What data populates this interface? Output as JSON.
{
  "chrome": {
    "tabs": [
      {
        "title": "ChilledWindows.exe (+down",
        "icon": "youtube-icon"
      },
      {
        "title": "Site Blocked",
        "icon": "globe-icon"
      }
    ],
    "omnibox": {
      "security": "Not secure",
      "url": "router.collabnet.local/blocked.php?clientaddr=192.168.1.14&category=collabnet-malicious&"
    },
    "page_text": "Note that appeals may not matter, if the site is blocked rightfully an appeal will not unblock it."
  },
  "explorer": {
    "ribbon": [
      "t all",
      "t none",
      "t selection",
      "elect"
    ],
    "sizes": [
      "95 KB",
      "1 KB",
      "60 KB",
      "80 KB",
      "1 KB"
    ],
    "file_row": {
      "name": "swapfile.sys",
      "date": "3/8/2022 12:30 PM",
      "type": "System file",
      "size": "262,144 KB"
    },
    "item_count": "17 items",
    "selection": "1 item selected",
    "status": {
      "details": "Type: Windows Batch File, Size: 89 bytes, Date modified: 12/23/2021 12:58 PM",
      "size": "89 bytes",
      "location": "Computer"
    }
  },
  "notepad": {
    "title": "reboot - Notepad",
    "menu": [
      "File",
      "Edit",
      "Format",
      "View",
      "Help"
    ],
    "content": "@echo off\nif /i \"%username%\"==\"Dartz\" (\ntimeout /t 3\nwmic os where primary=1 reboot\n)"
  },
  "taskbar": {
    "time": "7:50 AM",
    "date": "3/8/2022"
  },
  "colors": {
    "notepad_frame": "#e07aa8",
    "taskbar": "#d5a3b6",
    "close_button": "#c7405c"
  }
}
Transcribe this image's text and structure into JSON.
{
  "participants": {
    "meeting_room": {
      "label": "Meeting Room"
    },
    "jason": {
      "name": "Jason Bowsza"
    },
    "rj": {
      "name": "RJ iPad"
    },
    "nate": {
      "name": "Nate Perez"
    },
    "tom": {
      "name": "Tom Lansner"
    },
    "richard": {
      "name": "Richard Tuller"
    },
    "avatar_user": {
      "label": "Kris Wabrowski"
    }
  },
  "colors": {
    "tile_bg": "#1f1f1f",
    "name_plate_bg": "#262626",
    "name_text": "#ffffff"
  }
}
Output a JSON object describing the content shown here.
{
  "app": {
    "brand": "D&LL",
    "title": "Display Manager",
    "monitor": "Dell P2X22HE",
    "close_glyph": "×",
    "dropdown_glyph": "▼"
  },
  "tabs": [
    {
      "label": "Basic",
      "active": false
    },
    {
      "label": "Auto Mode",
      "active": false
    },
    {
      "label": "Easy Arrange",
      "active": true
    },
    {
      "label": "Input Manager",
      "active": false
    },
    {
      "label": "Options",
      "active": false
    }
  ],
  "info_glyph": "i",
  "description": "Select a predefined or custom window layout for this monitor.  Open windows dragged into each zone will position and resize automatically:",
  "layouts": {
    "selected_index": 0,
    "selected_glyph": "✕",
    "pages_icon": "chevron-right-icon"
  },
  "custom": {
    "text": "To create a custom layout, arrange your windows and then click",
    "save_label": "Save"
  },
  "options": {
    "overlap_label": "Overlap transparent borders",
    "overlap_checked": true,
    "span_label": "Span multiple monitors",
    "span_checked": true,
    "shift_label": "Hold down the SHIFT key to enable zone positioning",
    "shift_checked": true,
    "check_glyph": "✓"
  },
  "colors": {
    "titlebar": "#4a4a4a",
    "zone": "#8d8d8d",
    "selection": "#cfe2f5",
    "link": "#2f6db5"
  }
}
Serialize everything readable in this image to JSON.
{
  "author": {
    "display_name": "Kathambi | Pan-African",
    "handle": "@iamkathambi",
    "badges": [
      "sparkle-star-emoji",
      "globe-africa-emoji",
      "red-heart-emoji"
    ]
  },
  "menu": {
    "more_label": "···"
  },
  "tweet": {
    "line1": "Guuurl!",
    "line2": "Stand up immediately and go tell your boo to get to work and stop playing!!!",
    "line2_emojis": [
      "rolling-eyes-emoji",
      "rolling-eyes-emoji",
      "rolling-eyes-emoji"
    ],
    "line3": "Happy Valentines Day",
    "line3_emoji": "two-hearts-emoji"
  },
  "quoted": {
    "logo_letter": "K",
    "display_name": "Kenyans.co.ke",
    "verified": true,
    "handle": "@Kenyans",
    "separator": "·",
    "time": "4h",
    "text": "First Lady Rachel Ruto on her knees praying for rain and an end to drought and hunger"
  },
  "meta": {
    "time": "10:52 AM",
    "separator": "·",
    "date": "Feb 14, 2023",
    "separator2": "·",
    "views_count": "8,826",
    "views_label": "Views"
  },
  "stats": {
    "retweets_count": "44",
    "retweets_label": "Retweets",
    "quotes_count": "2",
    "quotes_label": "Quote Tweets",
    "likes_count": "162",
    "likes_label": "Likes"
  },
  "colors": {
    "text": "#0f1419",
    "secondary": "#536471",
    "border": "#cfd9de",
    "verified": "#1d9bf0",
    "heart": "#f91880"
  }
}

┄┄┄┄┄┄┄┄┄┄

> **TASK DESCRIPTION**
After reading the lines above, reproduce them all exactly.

> **FINAL ANSWER**
What data populates this interface? Output as JSON.
{
  "chrome": {
    "tabs": [
      {
        "title": "ChilledWindows.exe (+down",
        "icon": "youtube-icon"
      },
      {
        "title": "Site Blocked",
        "icon": "globe-icon"
      }
    ],
    "omnibox": {
      "security": "Not secure",
      "url": "router.collabnet.local/blocked.php?clientaddr=192.168.1.14&category=collabnet-malicious&"
    },
    "page_text": "Note that appeals may not matter, if the site is blocked rightfully an appeal will not unblock it."
  },
  "explorer": {
    "ribbon": [
      "t all",
      "t none",
      "t selection",
      "elect"
    ],
    "sizes": [
      "95 KB",
      "1 KB",
      "60 KB",
      "80 KB",
      "1 KB"
    ],
    "file_row": {
      "name": "swapfile.sys",
      "date": "3/8/2022 12:30 PM",
      "type": "System file",
      "size": "262,144 KB"
    },
    "item_count": "17 items",
    "selection": "1 item selected",
    "status": {
      "details": "Type: Windows Batch File, Size: 89 bytes, Date modified: 12/23/2021 12:58 PM",
      "size": "89 bytes",
      "location": "Computer"
    }
  },
  "notepad": {
    "title": "reboot - Notepad",
    "menu": [
      "File",
      "Edit",
      "Format",
      "View",
      "Help"
    ],
    "content": "@echo off\nif /i \"%username%\"==\"Dartz\" (\ntimeout /t 3\nwmic os where primary=1 reboot\n)"
  },
  "taskbar": {
    "time": "7:50 AM",
    "date": "3/8/2022"
  },
  "colors": {
    "notepad_frame": "#e07aa8",
    "taskbar": "#d5a3b6",
    "close_button": "#c7405c"
  }
}
Transcribe this image's text and structure into JSON.
{
  "participants": {
    "meeting_room": {
      "label": "Meeting Room"
    },
    "jason": {
      "name": "Jason Bowsza"
    },
    "rj": {
      "name": "RJ iPad"
    },
    "nate": {
      "name": "Nate Perez"
    },
    "tom": {
      "name": "Tom Lansner"
    },
    "richard": {
      "name": "Richard Tuller"
    },
    "avatar_user": {
      "label": "Kris Wabrowski"
    }
  },
  "colors": {
    "tile_bg": "#1f1f1f",
    "name_plate_bg": "#262626",
    "name_text": "#ffffff"
  }
}
Output a JSON object describing the content shown here.
{
  "app": {
    "brand": "D&LL",
    "title": "Display Manager",
    "monitor": "Dell P2X22HE",
    "close_glyph": "×",
    "dropdown_glyph": "▼"
  },
  "tabs": [
    {
      "label": "Basic",
      "active": false
    },
    {
      "label": "Auto Mode",
      "active": false
    },
    {
      "label": "Easy Arrange",
      "active": true
    },
    {
      "label": "Input Manager",
      "active": false
    },
    {
      "label": "Options",
      "active": false
    }
  ],
  "info_glyph": "i",
  "description": "Select a predefined or custom window layout for this monitor.  Open windows dragged into each zone will position and resize automatically:",
  "layouts": {
    "selected_index": 0,
    "selected_glyph": "✕",
    "pages_icon": "chevron-right-icon"
  },
  "custom": {
    "text": "To create a custom layout, arrange your windows and then click",
    "save_label": "Save"
  },
  "options": {
    "overlap_label": "Overlap transparent borders",
    "overlap_checked": true,
    "span_label": "Span multiple monitors",
    "span_checked": true,
    "shift_label": "Hold down the SHIFT key to enable zone positioning",
    "shift_checked": true,
    "check_glyph": "✓"
  },
  "colors": {
    "titlebar": "#4a4a4a",
    "zone": "#8d8d8d",
    "selection": "#cfe2f5",
    "link": "#2f6db5"
  }
}
Serialize everything readable in this image to JSON.
{
  "author": {
    "display_name": "Kathambi | Pan-African",
    "handle": "@iamkathambi",
    "badges": [
      "sparkle-star-emoji",
      "globe-africa-emoji",
      "red-heart-emoji"
    ]
  },
  "menu": {
    "more_label": "···"
  },
  "tweet": {
    "line1": "Guuurl!",
    "line2": "Stand up immediately and go tell your boo to get to work and stop playing!!!",
    "line2_emojis": [
      "rolling-eyes-emoji",
      "rolling-eyes-emoji",
      "rolling-eyes-emoji"
    ],
    "line3": "Happy Valentines Day",
    "line3_emoji": "two-hearts-emoji"
  },
  "quoted": {
    "logo_letter": "K",
    "display_name": "Kenyans.co.ke",
    "verified": true,
    "handle": "@Kenyans",
    "separator": "·",
    "time": "4h",
    "text": "First Lady Rachel Ruto on her knees praying for rain and an end to drought and hunger"
  },
  "meta": {
    "time": "10:52 AM",
    "separator": "·",
    "date": "Feb 14, 2023",
    "separator2": "·",
    "views_count": "8,826",
    "views_label": "Views"
  },
  "stats": {
    "retweets_count": "44",
    "retweets_label": "Retweets",
    "quotes_count": "2",
    "quotes_label": "Quote Tweets",
    "likes_count": "162",
    "likes_label": "Likes"
  },
  "colors": {
    "text": "#0f1419",
    "secondary": "#536471",
    "border": "#cfd9de",
    "verified": "#1d9bf0",
    "heart": "#f91880"
  }
}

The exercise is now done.